Work from home

And we’ve had to deal with more technology than we expected too. Many of us had our very first Zoom experience during the pandemic. It’s been interesting being on the other side of the screen from someone just learning. “Do I push this? Click this? How do I turn the microphone on? Can you see me now?” We all learned, and my sister and I have decided to keep doing Zoom calls as an easy way to stay in touch with friends and family who live too far away to meet with in person. 

New hobbies?

Many people have begun new hobbies. I know we’ve certainly been cooking more for ourselves. We’ve tried new recipes. I even made pretzels. They were really good, even if they were more like rolls. Which makes me want to make pretzel rolls for sandwiches but without the salt! 

Learn new things

And we’ve all learned new things.

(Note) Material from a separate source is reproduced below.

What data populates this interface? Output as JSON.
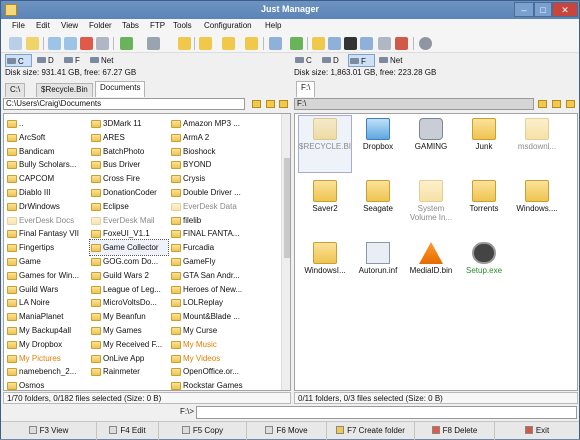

About ourselves, about each other and the world. There was some bad stuff there, yes, but mostly we learned that given a chance, most people are good and want the best for others.

Letting our vulnerabilities show

And we’ve learned that we’re all vulnerable. We’ve seen it time and again through the pandemic. Everyone at least knows someone who lost a loved one to the virus. Two friends lost a parent. And letting others see our own vulnerabilities can be a good thing. We’ve all been scared. Of our own mortality, of the future’s uncertainty. We’re all in the same boat, trying to come out on the other side. And talking to each other about our fears and uncertainties only draws us closer together, and makes us more resilient than ever.

Tone your abs even when you’re not using them

I’m kind of a fanatic about ab exercises. I make sure to include some every time I do a workout. The reason? I want to avoid back pain. Yes, you need to tone your abs to help your back. If you’ve ever experienced back pain, you never want to again. It’s teary-eyed painful. You can’t sit. You can’t lie down. You can’t walk. Stairs are impossible. You can’t bend down. You’re just in agony. All the time. And once you experience back pain like I have, you’ll do just about anything to not experience it ever again. So that means that I include abdominal exercises in workouts. I talked about this a couple of years ago, and I still focus on the core.

Some of what I do

Tone your abs even on a stability ball

I do crunches on the floor. Crunches on a stability ball. I plank and modify those planks. I do renegade rows – planks with weights. Side planks. Pilates and yoga. I do boat poses and V-sits. You name it, I do it.

The benefits of ab exercises

I’m not into getting a six-pack. I’m 65 – I don’t need to show it off. (And I’ve never liked beer, except at Wrigley Field.) BUT I do want to make sure my back is strong. I also want to improve my balance and my stability. If you’ve been reading my posts, you know that I emphasize balance. We lose it as we age, which leads to falls, and that’s frightening. As we get older there are lots of things we lose and our sense of balance is one. But this is one we can actually do something about. Check out my free downloadable .pdf for your “Week of Balance.”

So, if you tone your abs you get benefits other than a strong core.

Other ways to tone your abs

But you don’t have to do actual abdominal exercises to tone your abs. 

Just pulling in your stomach is a start. Anytime, anywhere. Even sitting in your chair or lying in bed.  Think about it, and suck it in. You probably won’t see a difference if you only do this without doing any other ab exercise, but your stomach will get stronger.

You can also think about bracing your core – like feeling a vest tightening around your middle. This may take a bit of practice to engage the muscles, but keep at it. Be sure to breathe while you’re pulling in your stomach and bracing your core.

Happy toning! Remember – don’t tone your abs for your stomach – it’s for your back and all the rest of you.